The day on 25th August, 2017 the Myanmar government with military and Rakhine extremists created a long planwise situation to drag away the minority Rohingya Muslims from their country of origin. At midnight, the military together with Rakhines commenced torching villages with launchers in Buthidaung, Rathidaung and Maungdow. When the Rohingyas came to know that the villages on fire, they began coming out from their houses and the military open fired toward the people cutting the others with swards. In the morning, the military arrested hundreds of Rohingys and females were taken away and many more were molest, assaulted and raped before the eyes of their dear and near ones. The Rakhines looted away the valuables and burned the empty houses.

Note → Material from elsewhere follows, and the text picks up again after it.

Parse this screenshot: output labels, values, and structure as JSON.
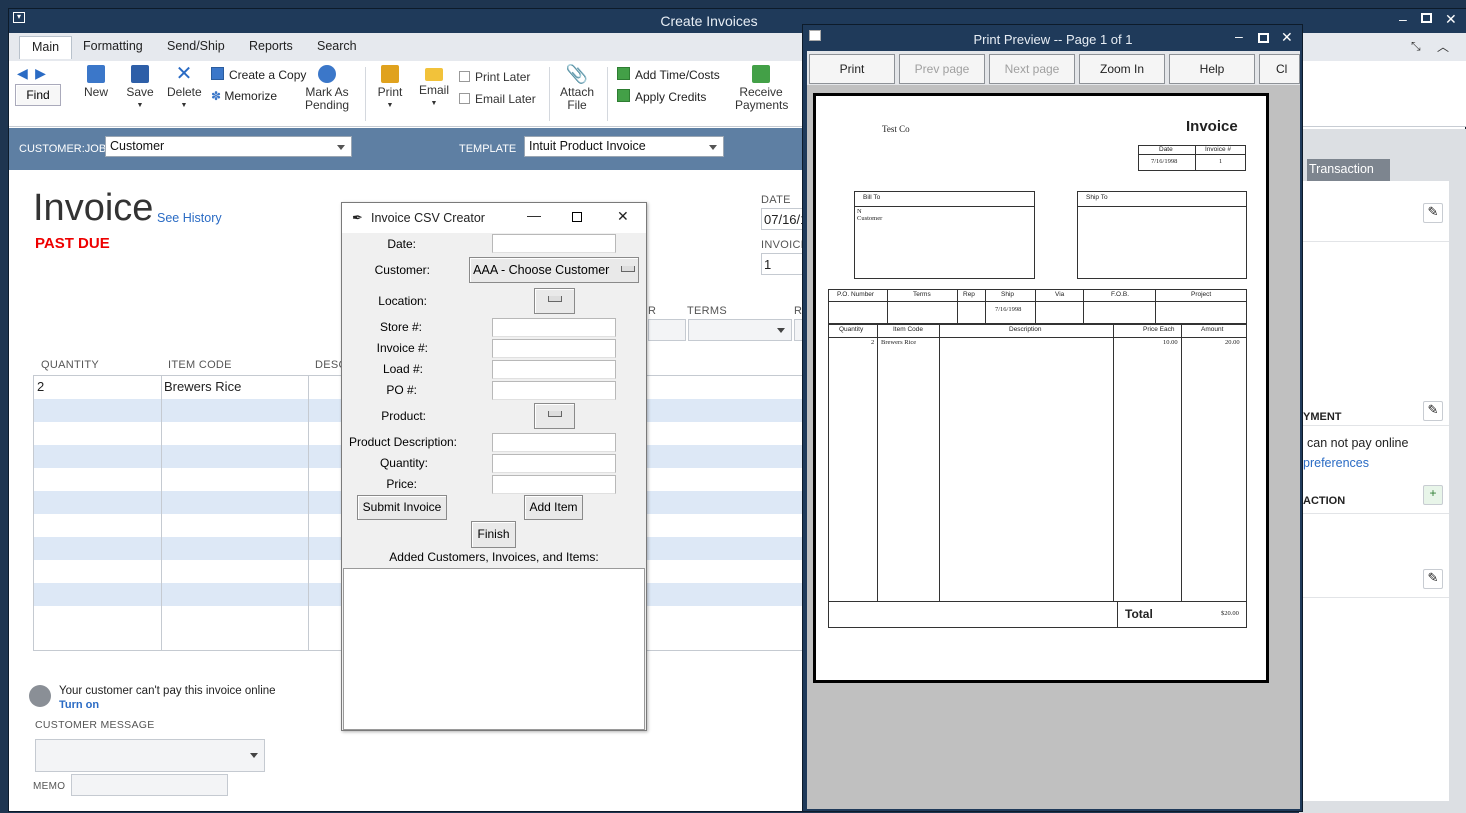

The rest Rohingyas who could escape from the deadly firing started walking through the forests with their family members and villagers where many had to walk more then ten days to reach Naf river to cross to Bangladesh. Crossing the Naf river the Rohingyas got welcoming from the government of Bangladesh and her generous people. They were given food, water, cash money and shelters.
I met a young woman in September, 2017 who told the horrific things she encounter that she newly wedded young husband and father-in-law were shot in front of her. She said, It is unacceptably hurt touching to my juvenile husband was shot and dying in front of me where I could do nothing for him and even I could not feet him water that he asked for. Then I was taken to an empty house together with my mother and other five women where the military attempted to take off my clothes and my mother was slaughtered before my eyes as she tried to prevent the military from raping. I was beaten very badly with handle of gun that I fell down and I remember that three military raped me then I lost my conscious. When her consciousness came back she found herself naked while the house was on fire. She broke and sneaks out from a corner of the house and crept to the paddy field. In the middle of the paddy field, she met her uncle who was sitting there since morning that he came there to graze cattle. He immediately gave her the shirt he was wearing so that she can cover her body.
National and international journalists and humanitarian workers hurried to the border areas to help report and support the coming Rohingyas from Myanmar. In few days later on, the government of Bangladesh with NGOs built shelters and registered the displaced Rohingyas.
In 2018, two attempt of repatriation failed as the Rohingyas were unwilling to go back to the same persecution before any justice is happen. They want the culprits to be arrested so that they get justification from the ICC and ICJ where Gambia filed case on behalf of the Rohingya minority and case is still undergoing.
Mohammed Shafi, RANE local representative and Rohingya
I visited Kutapalong camp in March 2018 to meet with our colleagues on the ground to deliver aid, sporting and education supplies for the young people in the camp. It was also an opportunity to research and take stock of the needs of the people and where RANE could have an impact.
I met Umme Salma who had fled Myanmar with her family on an arduous journey. She is one of many we started providing private tuition to continue their education as best as possible.
I spoke with many of the Rohingya refugees and listened to their stories and struggles leaving everything behind to survive.